**What the task asks**
Could you reproduce all the entries under this sentence exactly, leaving the images aside?

**App and web page records**
[Start of Attachment]

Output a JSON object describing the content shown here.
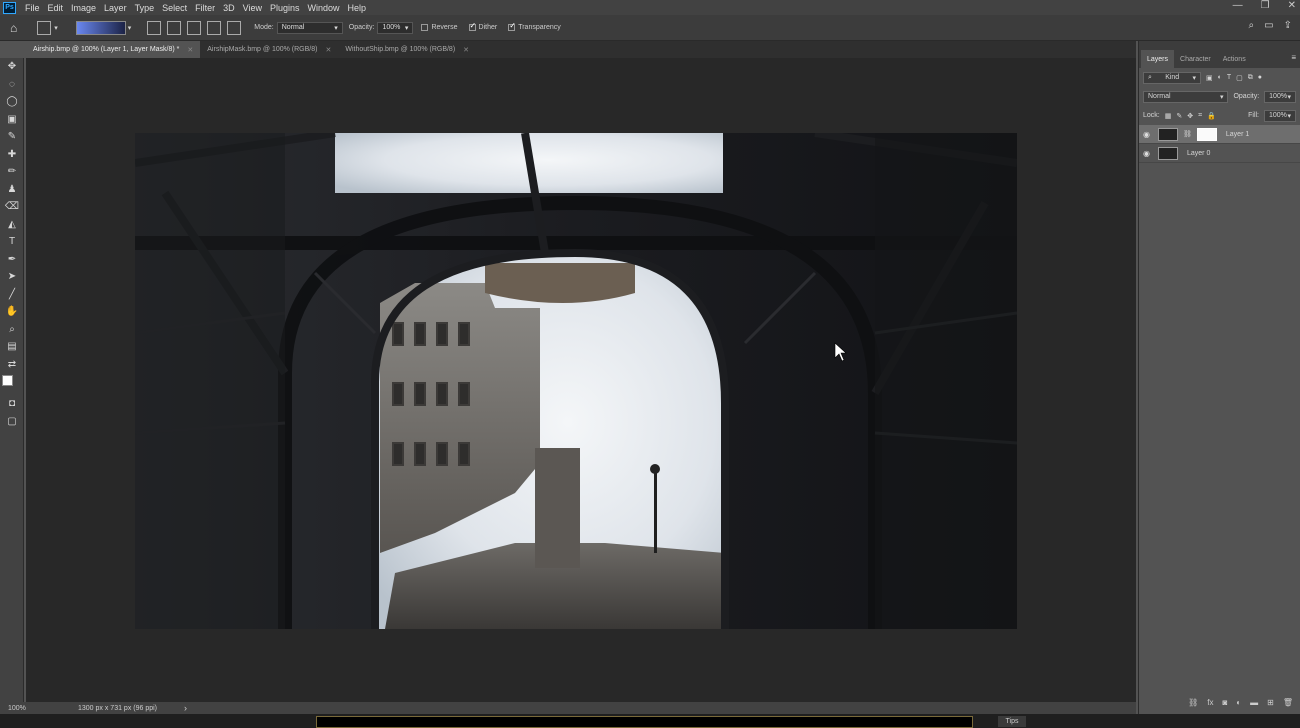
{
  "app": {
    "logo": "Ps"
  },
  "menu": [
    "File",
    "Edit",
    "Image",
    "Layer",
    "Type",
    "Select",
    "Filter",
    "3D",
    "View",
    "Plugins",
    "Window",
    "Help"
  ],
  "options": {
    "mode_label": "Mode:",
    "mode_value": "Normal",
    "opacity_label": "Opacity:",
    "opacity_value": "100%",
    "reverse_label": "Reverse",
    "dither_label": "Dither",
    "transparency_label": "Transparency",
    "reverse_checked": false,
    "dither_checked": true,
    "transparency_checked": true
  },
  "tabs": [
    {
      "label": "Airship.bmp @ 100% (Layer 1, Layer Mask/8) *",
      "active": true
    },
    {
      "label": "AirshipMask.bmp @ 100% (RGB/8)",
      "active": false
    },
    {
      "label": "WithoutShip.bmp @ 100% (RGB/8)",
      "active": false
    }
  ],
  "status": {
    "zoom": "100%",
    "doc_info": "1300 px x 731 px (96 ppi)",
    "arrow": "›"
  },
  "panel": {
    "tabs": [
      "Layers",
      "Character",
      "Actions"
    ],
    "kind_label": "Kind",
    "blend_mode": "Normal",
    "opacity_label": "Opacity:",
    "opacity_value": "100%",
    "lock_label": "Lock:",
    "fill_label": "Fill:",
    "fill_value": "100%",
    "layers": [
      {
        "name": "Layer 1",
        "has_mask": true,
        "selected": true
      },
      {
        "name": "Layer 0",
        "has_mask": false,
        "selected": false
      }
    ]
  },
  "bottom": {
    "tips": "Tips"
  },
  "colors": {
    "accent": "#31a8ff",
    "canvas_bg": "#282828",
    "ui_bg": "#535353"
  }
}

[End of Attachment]

**The answer**
Output a JSON object describing the content shown here.
{
  "app": {
    "logo": "Ps"
  },
  "menu": [
    "File",
    "Edit",
    "Image",
    "Layer",
    "Type",
    "Select",
    "Filter",
    "3D",
    "View",
    "Plugins",
    "Window",
    "Help"
  ],
  "options": {
    "mode_label": "Mode:",
    "mode_value": "Normal",
    "opacity_label": "Opacity:",
    "opacity_value": "100%",
    "reverse_label": "Reverse",
    "dither_label": "Dither",
    "transparency_label": "Transparency",
    "reverse_checked": false,
    "dither_checked": true,
    "transparency_checked": true
  },
  "tabs": [
    {
      "label": "Airship.bmp @ 100% (Layer 1, Layer Mask/8) *",
      "active": true
    },
    {
      "label": "AirshipMask.bmp @ 100% (RGB/8)",
      "active": false
    },
    {
      "label": "WithoutShip.bmp @ 100% (RGB/8)",
      "active": false
    }
  ],
  "status": {
    "zoom": "100%",
    "doc_info": "1300 px x 731 px (96 ppi)",
    "arrow": "›"
  },
  "panel": {
    "tabs": [
      "Layers",
      "Character",
      "Actions"
    ],
    "kind_label": "Kind",
    "blend_mode": "Normal",
    "opacity_label": "Opacity:",
    "opacity_value": "100%",
    "lock_label": "Lock:",
    "fill_label": "Fill:",
    "fill_value": "100%",
    "layers": [
      {
        "name": "Layer 1",
        "has_mask": true,
        "selected": true
      },
      {
        "name": "Layer 0",
        "has_mask": false,
        "selected": false
      }
    ]
  },
  "bottom": {
    "tips": "Tips"
  },
  "colors": {
    "accent": "#31a8ff",
    "canvas_bg": "#282828",
    "ui_bg": "#535353"
  }
}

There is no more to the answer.